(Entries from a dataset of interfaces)
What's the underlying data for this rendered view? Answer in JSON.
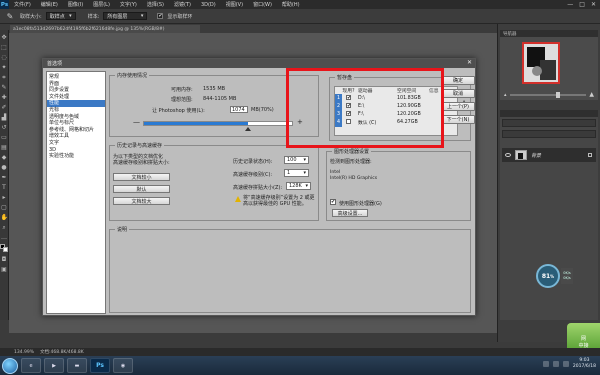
{
  "app": {
    "logo": "Ps",
    "menu": [
      "文件(F)",
      "编辑(E)",
      "图像(I)",
      "图层(L)",
      "文字(Y)",
      "选择(S)",
      "滤镜(T)",
      "3D(D)",
      "视图(V)",
      "窗口(W)",
      "帮助(H)"
    ],
    "window_controls": [
      "—",
      "□",
      "✕"
    ]
  },
  "options_bar": {
    "size_label": "取样大小:",
    "size_value": "取样点",
    "sample_label": "样本:",
    "sample_value": "所有图层",
    "ring_label": "显示取样环"
  },
  "document_tab": "a1ec08fa513d2697b62df4195f6b2f6216d8fe.jpg @ 135%(RGB/8#)",
  "dialog": {
    "title": "首选项",
    "close": "✕",
    "categories": [
      "常规",
      "界面",
      "同步设置",
      "文件处理",
      "性能",
      "光标",
      "透明度与色域",
      "单位与标尺",
      "参考线、网格和切片",
      "增效工具",
      "文字",
      "3D",
      "实验性功能"
    ],
    "selected_category": 4,
    "memory": {
      "legend": "内存使用情况",
      "available_label": "可用内存:",
      "available_value": "1535 MB",
      "ideal_label": "理想范围:",
      "ideal_value": "844-1105 MB",
      "use_label": "让 Photoshop 使用(L):",
      "use_value": "1074",
      "use_suffix": "MB(70%)",
      "percent": 70,
      "minus": "—",
      "plus": "+"
    },
    "scratch": {
      "legend": "暂存盘",
      "headers": [
        "现用?",
        "驱动器",
        "空闲空间",
        "信息"
      ],
      "rows": [
        {
          "index": "1",
          "active": "✔",
          "drive": "D:\\",
          "space": "101.83GB",
          "info": ""
        },
        {
          "index": "2",
          "active": "✔",
          "drive": "E:\\",
          "space": "120.90GB",
          "info": ""
        },
        {
          "index": "3",
          "active": "✔",
          "drive": "F:\\",
          "space": "120.20GB",
          "info": ""
        },
        {
          "index": "4",
          "active": "",
          "drive": "数认 (C)",
          "space": "64.27GB",
          "info": ""
        }
      ],
      "up_arrow": "▲",
      "down_arrow": "▼"
    },
    "buttons": {
      "ok": "确定",
      "cancel": "取消",
      "prev": "上一个(P)",
      "next": "下一个(N)"
    },
    "history": {
      "legend": "历史记录与高速缓存",
      "desc1": "为以下类型的文档优化",
      "desc2": "高速缓存级别和拼贴大小:",
      "btn_small": "文档较小",
      "btn_default": "默认",
      "btn_large": "文档较大",
      "states_label": "历史记录状态(H):",
      "states_value": "100",
      "levels_label": "高速缓存级别(C):",
      "levels_value": "1",
      "tile_label": "高速缓存拼贴大小(Z):",
      "tile_value": "128K",
      "warn_line1": "将“高速缓存级别”设置为 2 或更",
      "warn_line2": "高以获得最佳的 GPU 性能。"
    },
    "gpu": {
      "legend": "图形处理器设置",
      "detected_label": "检测到图形处理器:",
      "vendor": "Intel",
      "model": "Intel(R) HD Graphics",
      "use_label": "使用图形处理器(G)",
      "use_checked": "✔",
      "advanced_button": "高级设置..."
    },
    "description": {
      "legend": "说明"
    }
  },
  "layers": {
    "layer_name": "背景"
  },
  "navigator": {
    "header": "导航器"
  },
  "perf_widget": {
    "value": "81",
    "unit": "%",
    "up": "0K/s",
    "down": "0K/s"
  },
  "status_bar": {
    "zoom": "134.99%",
    "doc": "文档:468.8K/468.8K"
  },
  "green_badge": "网\n中接",
  "taskbar": {
    "time": "9:03",
    "date": "2017/6/18"
  }
}
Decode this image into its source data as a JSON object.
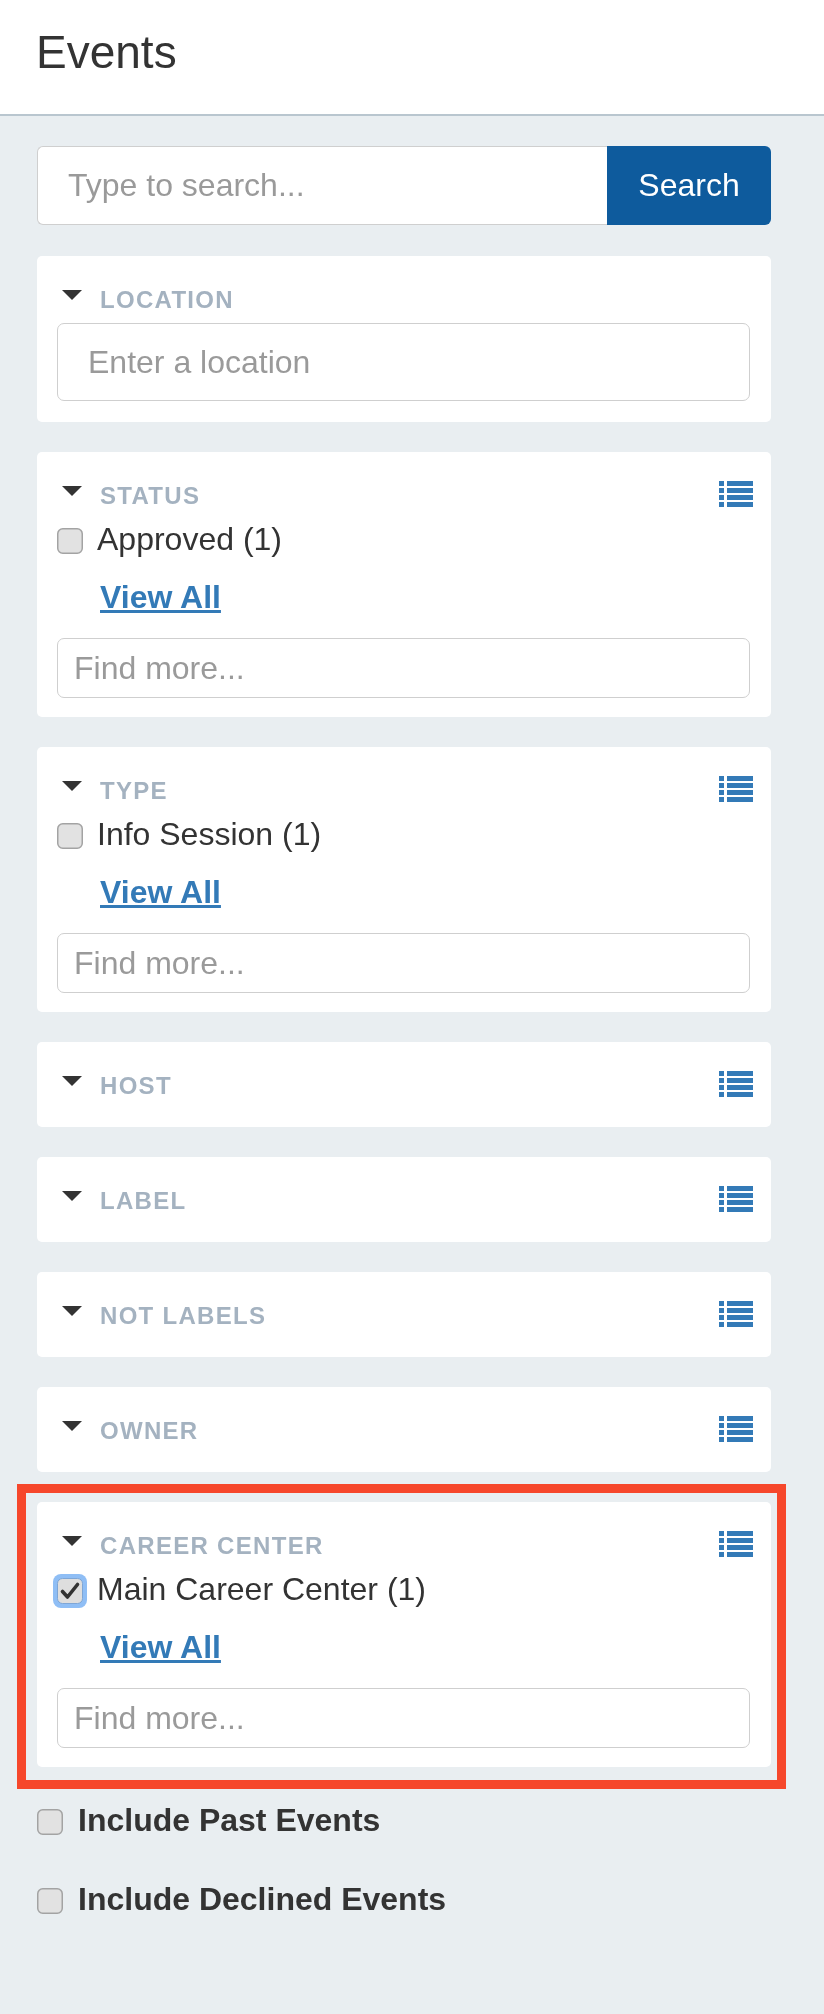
{
  "header": {
    "title": "Events"
  },
  "search": {
    "placeholder": "Type to search...",
    "button": "Search"
  },
  "panels": [
    {
      "kind": "location",
      "label": "LOCATION",
      "placeholder": "Enter a location",
      "highlighted": false
    },
    {
      "kind": "facet",
      "label": "STATUS",
      "options": [
        {
          "label": "Approved (1)",
          "checked": false
        }
      ],
      "view_all": "View All",
      "placeholder": "Find more...",
      "highlighted": false
    },
    {
      "kind": "facet",
      "label": "TYPE",
      "options": [
        {
          "label": "Info Session (1)",
          "checked": false
        }
      ],
      "view_all": "View All",
      "placeholder": "Find more...",
      "highlighted": false
    },
    {
      "kind": "facet",
      "label": "HOST",
      "highlighted": false
    },
    {
      "kind": "facet",
      "label": "LABEL",
      "highlighted": false
    },
    {
      "kind": "facet",
      "label": "NOT LABELS",
      "highlighted": false
    },
    {
      "kind": "facet",
      "label": "OWNER",
      "highlighted": false
    },
    {
      "kind": "facet",
      "label": "CAREER CENTER",
      "options": [
        {
          "label": "Main Career Center (1)",
          "checked": true
        }
      ],
      "view_all": "View All",
      "placeholder": "Find more...",
      "highlighted": true
    }
  ],
  "toggles": [
    {
      "label": "Include Past Events",
      "checked": false
    },
    {
      "label": "Include Declined Events",
      "checked": false
    }
  ]
}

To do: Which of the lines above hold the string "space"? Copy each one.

Solution for this problem:
          "space": "101.83GB",
          "space": "120.90GB",
          "space": "120.20GB",
          "space": "64.27GB",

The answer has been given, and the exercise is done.